GRAND RAPIDS — A decade of dreams turned into a lengthy nightmare for the Grand Rapids Hoops when ex-Detroit Pistons star Isiah Thomas bought the Continental Basketball Association and then put the league in business limbo so he could accept the head coaching job with the Indiana Pacers.
But last week, Delta Properties President Joel Langlois woke the slumbering franchise from its financial bad dream by buying it and moving it to the International Basketball League and the DeltaPlex. Purchase price and terms were not revealed. Langlois bought the franchise from the now-defunct, Thomas-owned CBA. Past Hoops owners Bob Przybysz and Peter Cook were not involved in the deal.
“We’re excited about the prospect of going forward. It’s a new opportunity and I think the fans will like the atmosphere,” said Hoops GM Dave Grube, who, along with his front office staff, went the last month without being paid by Thomas.

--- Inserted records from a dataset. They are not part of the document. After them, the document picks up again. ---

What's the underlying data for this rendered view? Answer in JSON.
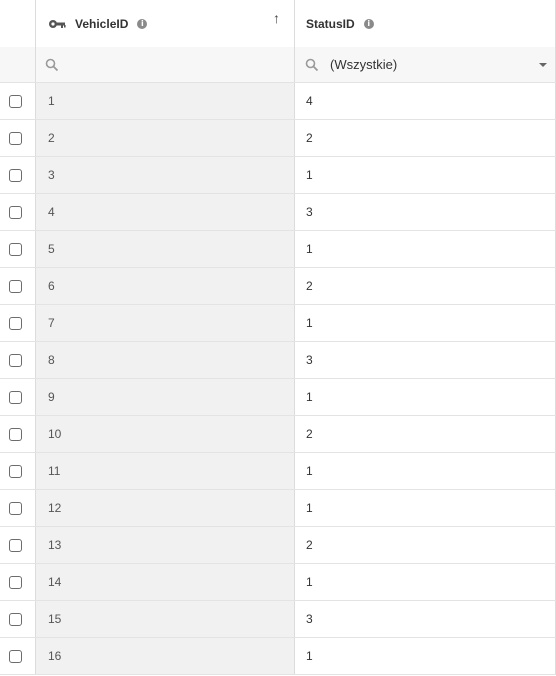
{
  "columns": [
    {
      "header": "VehicleID",
      "sort_indicator": "↑",
      "icon": "key-icon",
      "info_icon": "i"
    },
    {
      "header": "StatusID",
      "info_icon": "i"
    }
  ],
  "filters": {
    "col_a_search_value": "",
    "col_b_selected": "(Wszystkie)"
  },
  "rows": [
    {
      "vehicle_id": "1",
      "status_id": "4"
    },
    {
      "vehicle_id": "2",
      "status_id": "2"
    },
    {
      "vehicle_id": "3",
      "status_id": "1"
    },
    {
      "vehicle_id": "4",
      "status_id": "3"
    },
    {
      "vehicle_id": "5",
      "status_id": "1"
    },
    {
      "vehicle_id": "6",
      "status_id": "2"
    },
    {
      "vehicle_id": "7",
      "status_id": "1"
    },
    {
      "vehicle_id": "8",
      "status_id": "3"
    },
    {
      "vehicle_id": "9",
      "status_id": "1"
    },
    {
      "vehicle_id": "10",
      "status_id": "2"
    },
    {
      "vehicle_id": "11",
      "status_id": "1"
    },
    {
      "vehicle_id": "12",
      "status_id": "1"
    },
    {
      "vehicle_id": "13",
      "status_id": "2"
    },
    {
      "vehicle_id": "14",
      "status_id": "1"
    },
    {
      "vehicle_id": "15",
      "status_id": "3"
    },
    {
      "vehicle_id": "16",
      "status_id": "1"
    }
  ]
}
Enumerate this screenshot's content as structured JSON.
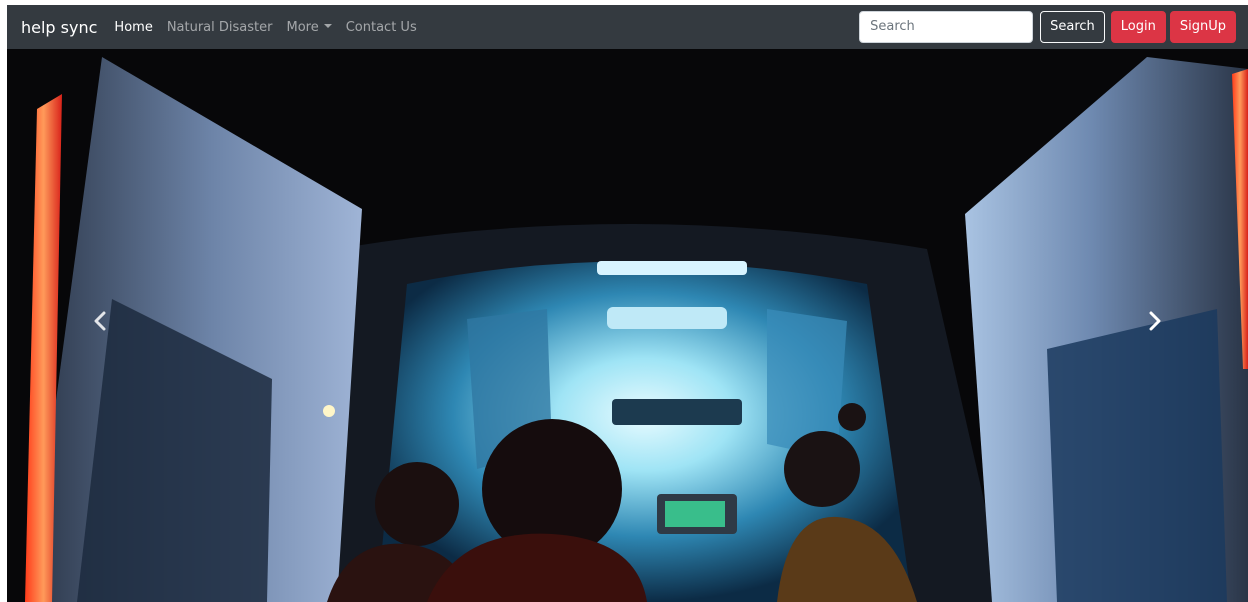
{
  "navbar": {
    "brand": "help sync",
    "links": [
      {
        "label": "Home",
        "active": true
      },
      {
        "label": "Natural Disaster",
        "active": false
      },
      {
        "label": "More",
        "active": false,
        "dropdown": true
      },
      {
        "label": "Contact Us",
        "active": false
      }
    ],
    "search": {
      "placeholder": "Search",
      "value": ""
    },
    "search_button": "Search",
    "login_button": "Login",
    "signup_button": "SignUp"
  },
  "carousel": {
    "slide_image": "ambulance-interior-photo",
    "prev_icon": "chevron-left-icon",
    "next_icon": "chevron-right-icon"
  },
  "colors": {
    "navbar_bg": "#343a40",
    "danger": "#dc3545",
    "nav_active": "#ffffff",
    "nav_muted": "rgba(255,255,255,0.55)"
  }
}
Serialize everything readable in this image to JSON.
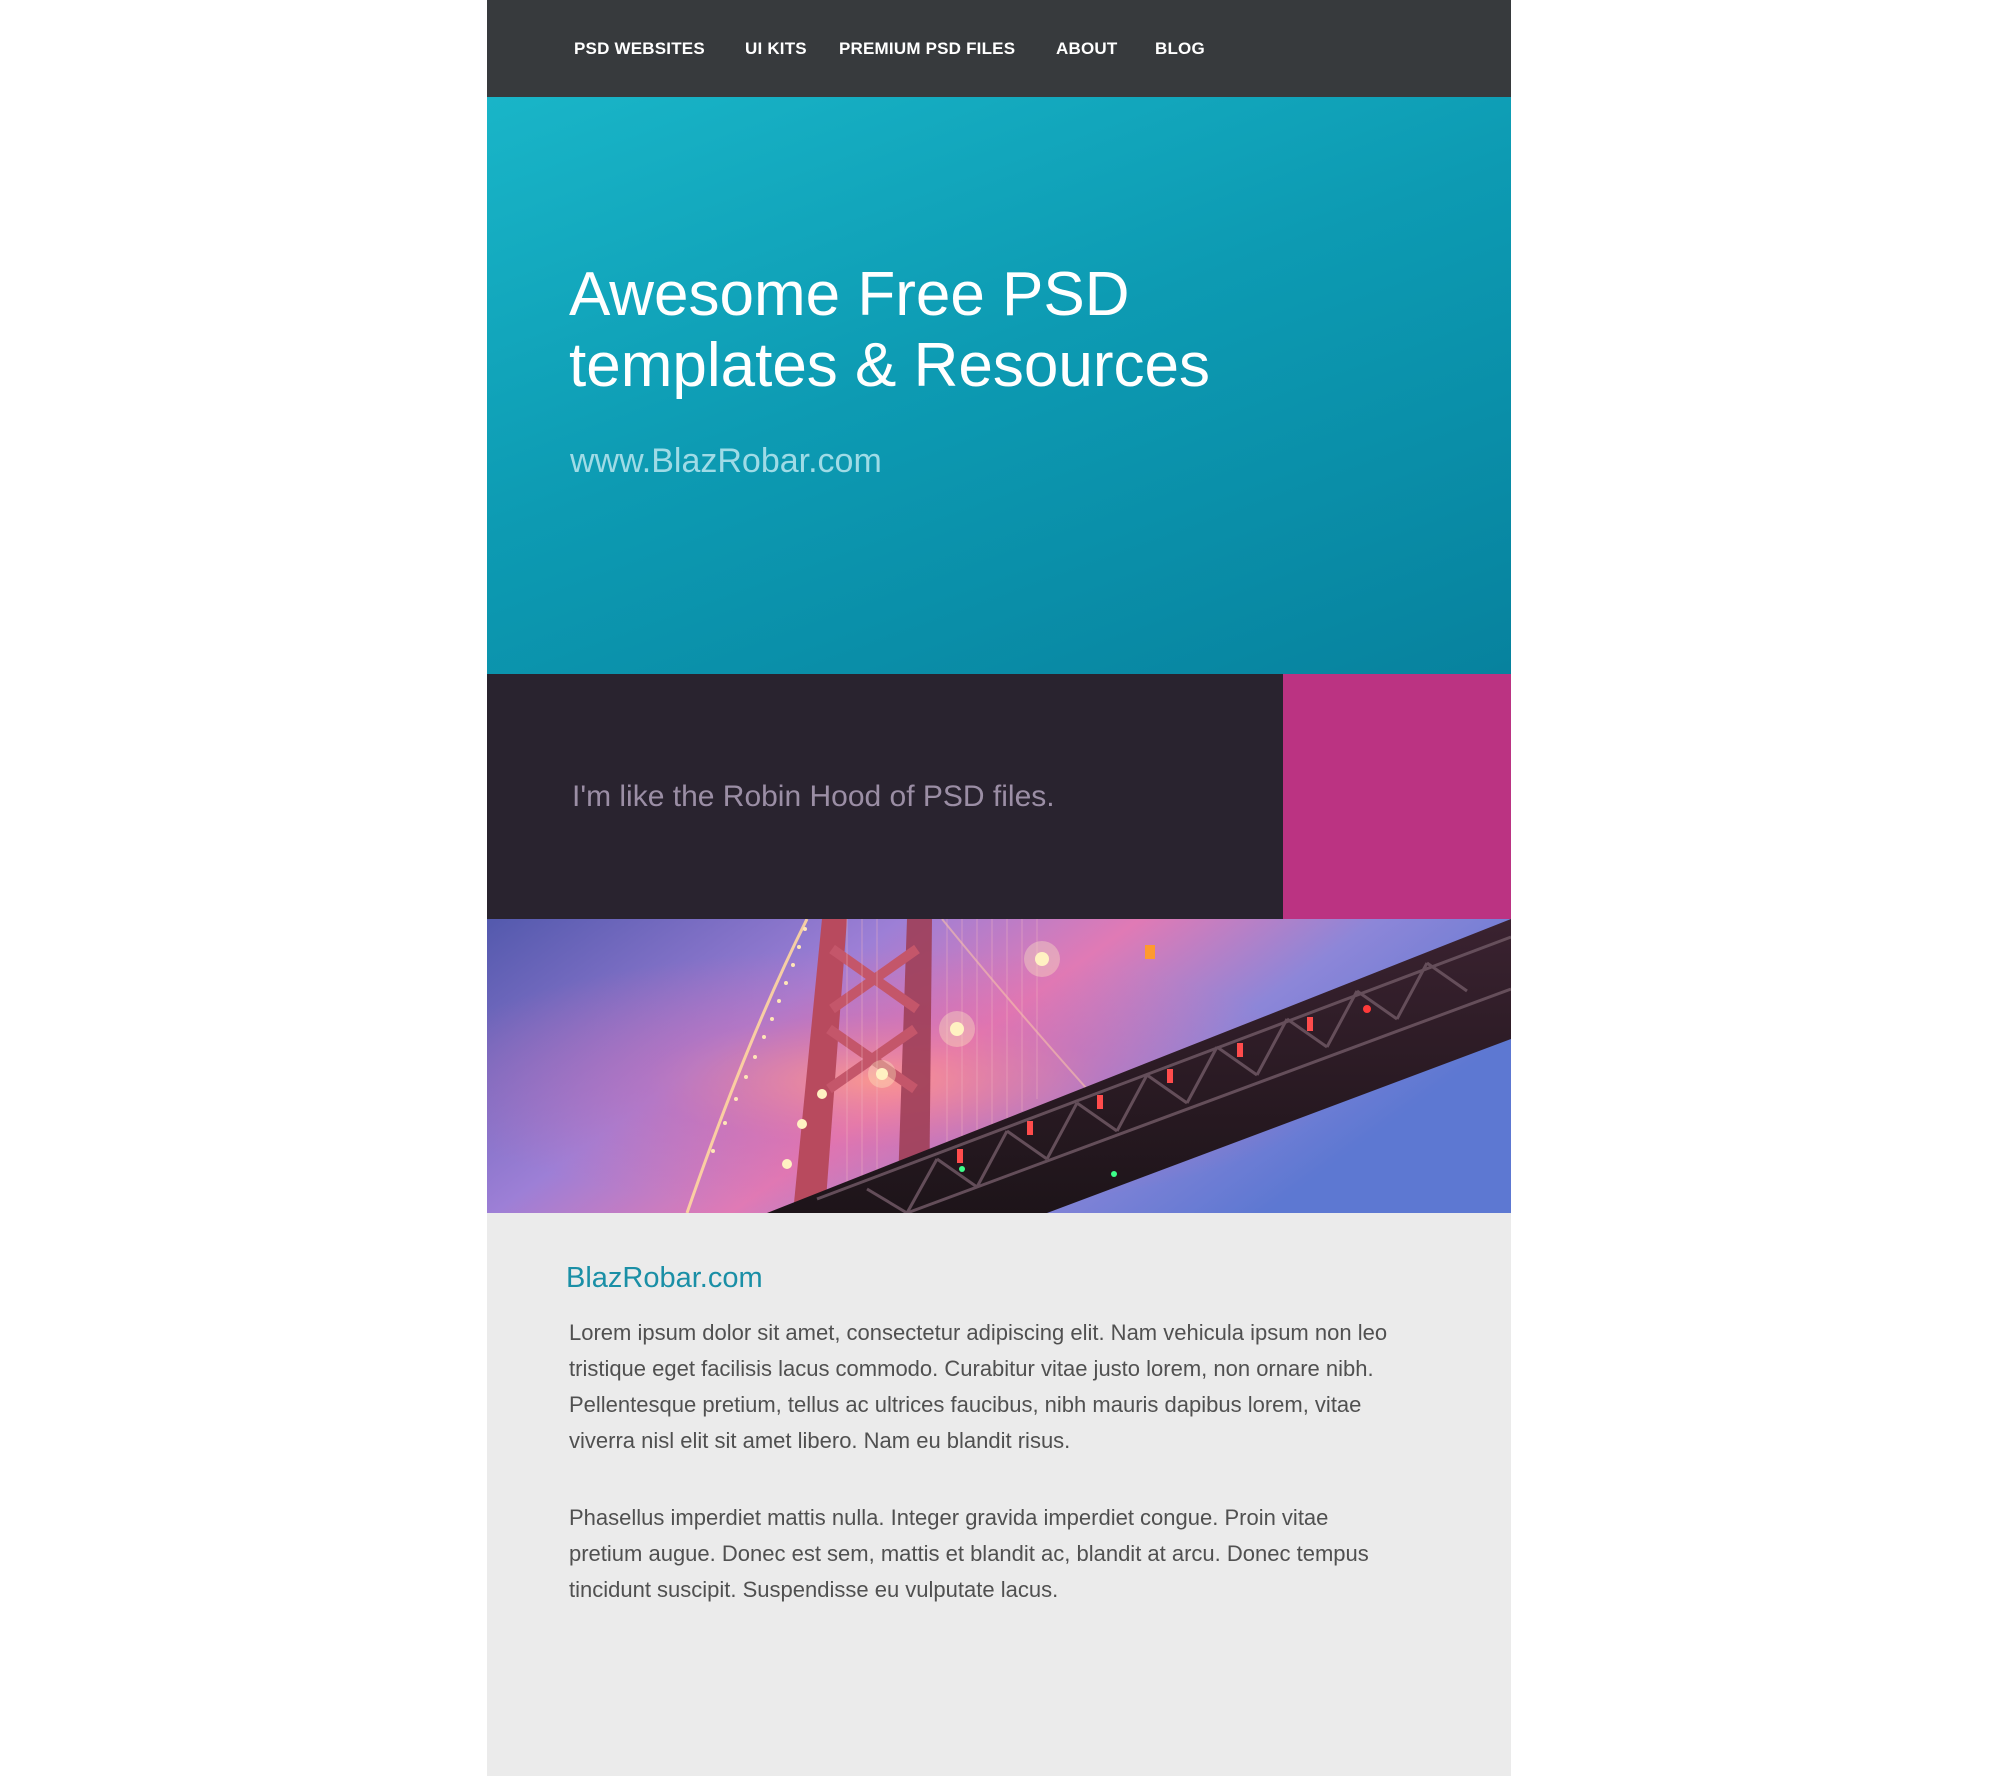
{
  "nav": {
    "items": [
      {
        "label": "PSD WEBSITES"
      },
      {
        "label": "UI KITS"
      },
      {
        "label": "PREMIUM PSD FILES"
      },
      {
        "label": "ABOUT"
      },
      {
        "label": "BLOG"
      }
    ]
  },
  "hero": {
    "title": "Awesome Free PSD templates & Resources",
    "url": "www.BlazRobar.com"
  },
  "band": {
    "tagline": "I'm like the Robin Hood of PSD files."
  },
  "content": {
    "title": "BlazRobar.com",
    "paragraphs": [
      "Lorem ipsum dolor sit amet, consectetur adipiscing elit. Nam vehicula ipsum non leo tristique eget facilisis lacus commodo. Curabitur vitae justo lorem, non ornare nibh. Pellentesque pretium, tellus ac ultrices faucibus, nibh mauris dapibus lorem, vitae viverra nisl elit sit amet libero. Nam eu blandit risus.",
      "Phasellus imperdiet mattis nulla. Integer gravida imperdiet congue. Proin vitae pretium augue. Donec est sem, mattis et blandit ac, blandit at arcu. Donec tempus tincidunt suscipit. Suspendisse eu vulputate lacus."
    ]
  },
  "colors": {
    "nav_bg": "#373a3d",
    "hero_accent": "#0d9bb3",
    "band_bg": "#29232f",
    "band_accent": "#bb3382",
    "link_title": "#1a8fa6"
  },
  "images": {
    "photo": "bridge-at-dusk-photo"
  }
}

Thomas served as league czar for one season before applying for the Pacers job. Once he got it, the CBA became a conflict of interest for him and the NBA told him he had to sell it. But until he could find a buyer, Thomas placed the CBA, which he promised to turn into the official NBA development league, in a trust. It pretty much sat there, until the bills piled up.
So what, ultimately, did Thomas do for the league?
“Well, he brought a lot of attention to it. I don’t know if it was all positive. But he certainly brought a lot of attention to the recent workings of the league,” said Grube. “I think Isiah had dreams for the league. He just didn’t know how to implement them, or he couldn’t get the people at the league level to carry those dreams out.”
Grube then pinned down the day that Thomas turned the Hoops’ dream into a nightmare.
“I think when he took the job with the NBA and Indiana Pacers that was kind of the final nail for us, when your leader starts focusing his attention on other things,” he said. “It’s like when a CEO says he wants to run an auto company, but isn’t going to be there. Since October, we’ve really struggled as a league and a local team.”
The Fort Wayne Journal Gazette had probably the harshest evaluation of Thomas’ management skills. The paper wrote that Thomas should be a charter member in the Hall of Shame, if the city ever establishes one. The daily called him “the man who almost single-handedly delivered a lethal blow” to the Fort Wayne franchise. Then the paper depicted Thomas as less than dedicated to his ownership responsibility.
“It seems clear now that Thomas was desperate for a date when he took the plain but true CBA to the dance, and as soon as something with more pizzazz caught his eye, he dumped the CBA and left it to find its own ride home without leaving money for cab fare,” wrote the paper in a recent editorial.
Fort Wayne Fury GM Rich Coffey was upset with Thomas, too. Coffey said his franchise sold about $650,000 worth of season tickets this year. But the Fury had played only 8 of its 28 home games when Thomas suspended operations, doing so without returning $464,000 of the season-ticket money for the games the team won’t play. Coffey reportedly gave his season-ticket holders tips on how to sue Thomas for their money. Thomas also owes Przybysz money from his purchase of the Hoops.
As for Grube, he has been with the Hoops under two different ownership and management systems. One has each franchise being locally owned and operated. The other has one owner running the entire league. Without question, Grube said, he favors local ownership.
“You need somebody in the community who has passion for what you’re doing and is networked into the community to be able to share that passion,” he said.
“Once we went away from local ownership, I feel it was very difficult to make a strong commitment to the community. We went from an entity that had limited partners, key leaders in the community involved with the team, and people that were really supporting Grand Rapids in general, who wanted to see this go,” he said.
“When you remove that entity from any organization and then expect it to continue to have the same support, I think that is unrealistic. So, I think it is imperative to have local ownership and to have people who live in the city, who are a part of the city, and that give back to the city, involved in what you’re doing in minor league sports. I’m glad we’re back to that.”
Grube told the Business Journal that he feels the franchise’s charity foundation and other community-based programs, a big part of the Hoops, will be back in service in the future. He said Langlois has shown an interest in bringing those efforts back. Grube also lavished praise on his staff for their dedication and work during the last few nightmare months in the Thomas-owned CBA.
“The commitment that we talked about earlier in the season has stayed with what we’re doing,” he said. “We wished that the commitment that we were showing at the local level would have been shown at the national level.”